Whatever requests they have, he’ll do his best to fulfill them, even if it’s a tad troublesome or deviates from the standard procedure. Many of them pertain to the making of a selfie coffee.

A complex process that follows a strict sequence with specific steps, producing a selfie coffee requires customers to take a picture on the spot, instead of uploading one from a different device. Changing this sequence complicates things. And you might end up matching the wrong image to the wrong coffee, ruining not just a single order, but the others in the queue as well.


While a part-timer may not know how to handle such situations and requests, Eddy certainly knows his way around the technology and equipment. He says, “If the queue isn’t too long, they can do whatever they like, as long as they are happy.”

With ill-equipped staffers, however, patrons don’t always get what they want. This, at times, escalates into a confrontation with an angry customer, which is never easy to deal with. Eddy’s approach? “ You smile. You just have to explain to them.”

He shares, “If the customer is rude, there must be a reason. I wouldn’t say that the customer is rude. It’s probably triggered by something, but sometimes you cannot help it.”

“If I’m dealing with it, it’s to find out what’s the reason they’re not happy and try to make them happy. It really depends on the person serving. When I serve the customers, they are always happy,” Eddy says, letting out a chuckle.

Pro-Tip: Learn how to navigate customer recovery effectively in this post, written by a restaurateur herself!

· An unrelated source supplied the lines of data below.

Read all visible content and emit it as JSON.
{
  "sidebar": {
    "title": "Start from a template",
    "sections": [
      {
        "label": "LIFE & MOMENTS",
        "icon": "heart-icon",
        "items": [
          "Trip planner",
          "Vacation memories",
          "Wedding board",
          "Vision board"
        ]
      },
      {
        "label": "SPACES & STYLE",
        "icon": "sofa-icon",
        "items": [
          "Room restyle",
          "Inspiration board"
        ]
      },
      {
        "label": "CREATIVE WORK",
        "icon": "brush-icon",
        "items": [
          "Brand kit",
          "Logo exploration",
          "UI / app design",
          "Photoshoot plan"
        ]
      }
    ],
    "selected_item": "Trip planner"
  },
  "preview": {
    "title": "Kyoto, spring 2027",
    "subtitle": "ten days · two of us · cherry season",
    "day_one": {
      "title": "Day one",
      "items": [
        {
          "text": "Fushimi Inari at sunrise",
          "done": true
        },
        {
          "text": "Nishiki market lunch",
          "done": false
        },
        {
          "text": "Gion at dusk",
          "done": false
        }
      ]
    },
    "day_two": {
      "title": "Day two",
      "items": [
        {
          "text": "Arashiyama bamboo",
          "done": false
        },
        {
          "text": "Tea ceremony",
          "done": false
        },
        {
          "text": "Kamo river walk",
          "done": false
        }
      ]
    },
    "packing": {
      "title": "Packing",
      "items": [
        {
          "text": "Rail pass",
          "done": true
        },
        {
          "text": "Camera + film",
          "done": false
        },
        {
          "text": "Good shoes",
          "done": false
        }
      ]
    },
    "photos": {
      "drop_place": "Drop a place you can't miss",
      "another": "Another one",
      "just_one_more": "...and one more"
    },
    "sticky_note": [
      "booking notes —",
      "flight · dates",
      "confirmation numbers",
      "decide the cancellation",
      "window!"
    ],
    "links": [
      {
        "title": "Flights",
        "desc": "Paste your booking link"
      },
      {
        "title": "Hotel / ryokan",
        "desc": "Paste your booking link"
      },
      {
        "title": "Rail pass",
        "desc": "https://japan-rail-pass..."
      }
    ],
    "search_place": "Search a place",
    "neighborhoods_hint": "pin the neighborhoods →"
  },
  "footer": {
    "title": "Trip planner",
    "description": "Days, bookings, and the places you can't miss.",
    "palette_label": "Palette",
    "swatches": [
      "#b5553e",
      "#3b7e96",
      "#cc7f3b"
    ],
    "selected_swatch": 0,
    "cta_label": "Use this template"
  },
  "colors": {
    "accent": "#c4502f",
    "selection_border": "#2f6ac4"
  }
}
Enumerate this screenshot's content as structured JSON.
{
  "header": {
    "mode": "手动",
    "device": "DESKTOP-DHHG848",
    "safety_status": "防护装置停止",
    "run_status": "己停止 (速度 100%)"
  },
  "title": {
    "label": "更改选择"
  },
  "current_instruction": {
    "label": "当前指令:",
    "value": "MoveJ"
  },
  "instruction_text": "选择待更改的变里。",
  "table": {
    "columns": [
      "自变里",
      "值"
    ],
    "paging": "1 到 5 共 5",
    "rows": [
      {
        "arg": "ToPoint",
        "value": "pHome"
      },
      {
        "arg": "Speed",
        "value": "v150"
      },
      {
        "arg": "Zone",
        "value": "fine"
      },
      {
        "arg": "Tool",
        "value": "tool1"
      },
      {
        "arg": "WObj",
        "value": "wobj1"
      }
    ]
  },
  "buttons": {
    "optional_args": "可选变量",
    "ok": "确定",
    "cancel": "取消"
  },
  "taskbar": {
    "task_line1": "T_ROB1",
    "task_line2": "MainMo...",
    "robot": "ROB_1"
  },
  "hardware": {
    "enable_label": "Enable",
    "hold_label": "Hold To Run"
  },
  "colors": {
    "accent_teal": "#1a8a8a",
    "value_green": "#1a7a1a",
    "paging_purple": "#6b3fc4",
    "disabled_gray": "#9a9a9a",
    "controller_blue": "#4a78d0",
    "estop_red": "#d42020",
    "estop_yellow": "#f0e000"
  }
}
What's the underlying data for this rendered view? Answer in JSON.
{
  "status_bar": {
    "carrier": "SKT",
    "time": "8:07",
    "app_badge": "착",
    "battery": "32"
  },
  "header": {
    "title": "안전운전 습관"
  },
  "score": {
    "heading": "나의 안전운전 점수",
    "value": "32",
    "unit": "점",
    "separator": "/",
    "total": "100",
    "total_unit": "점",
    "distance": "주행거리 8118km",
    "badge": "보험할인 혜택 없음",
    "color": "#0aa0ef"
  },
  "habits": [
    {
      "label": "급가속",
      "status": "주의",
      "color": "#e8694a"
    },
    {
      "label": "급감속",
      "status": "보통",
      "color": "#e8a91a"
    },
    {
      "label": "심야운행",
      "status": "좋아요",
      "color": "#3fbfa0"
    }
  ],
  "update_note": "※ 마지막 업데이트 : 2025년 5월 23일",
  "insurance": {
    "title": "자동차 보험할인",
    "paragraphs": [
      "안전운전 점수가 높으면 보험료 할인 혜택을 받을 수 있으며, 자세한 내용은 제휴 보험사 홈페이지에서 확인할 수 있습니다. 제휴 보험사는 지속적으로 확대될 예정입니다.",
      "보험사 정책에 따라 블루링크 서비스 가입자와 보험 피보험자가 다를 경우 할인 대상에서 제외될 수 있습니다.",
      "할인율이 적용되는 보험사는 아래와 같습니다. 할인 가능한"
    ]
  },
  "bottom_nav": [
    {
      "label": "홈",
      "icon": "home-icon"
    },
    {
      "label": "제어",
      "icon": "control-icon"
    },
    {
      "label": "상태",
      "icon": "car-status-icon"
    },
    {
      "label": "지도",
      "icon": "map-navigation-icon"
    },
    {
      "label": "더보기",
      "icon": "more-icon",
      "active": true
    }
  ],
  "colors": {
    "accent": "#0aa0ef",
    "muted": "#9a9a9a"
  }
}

Beyond the typical challenges of customer service, the business has faced a multiplicity of other roadblocks as well. Selfie Coffee, in fact, used to have four outlets. Realising that they’ve bitten off more than they can chew, the team decided to focus their efforts on a single store.

Selfie Coffee Selfie from a Korean fan

Developing and getting used to the specialised printing machine was also another huge learning curve. This means making sure the picture comes out undistorted, the foam doesn’t dissolve too quickly, and the drink tastes as good as it looks.

Eddy offers, “When you come to F&B, there are a lot of challenges, so you have to be very persistent. You have to deal with a lot of small things – dealing with suppliers, coming up with the food, all these things.”

What keeps him going is the look on his diners’ faces when they receive a personalised cup of coffee. “If you say it’s a money-making business, it’s not really true. Why we continue to do [what we do] is because it feels good. That’s why we have to make customers feel good also,” he reveals.

“I always tell my staff, it’s this happiness that lets us still do this cafe.”

Now read on: Why one man gave up his snazzy suits and fancy holidays to work 22-hour days, all to be his own boss: The Mission Juice Merchant Story.

Angela Low

Posted by Angela Low

Angela is a lean, mean writing machine, a self-proclaimed Swiss Army journalist, who writes about anything from parenting to design.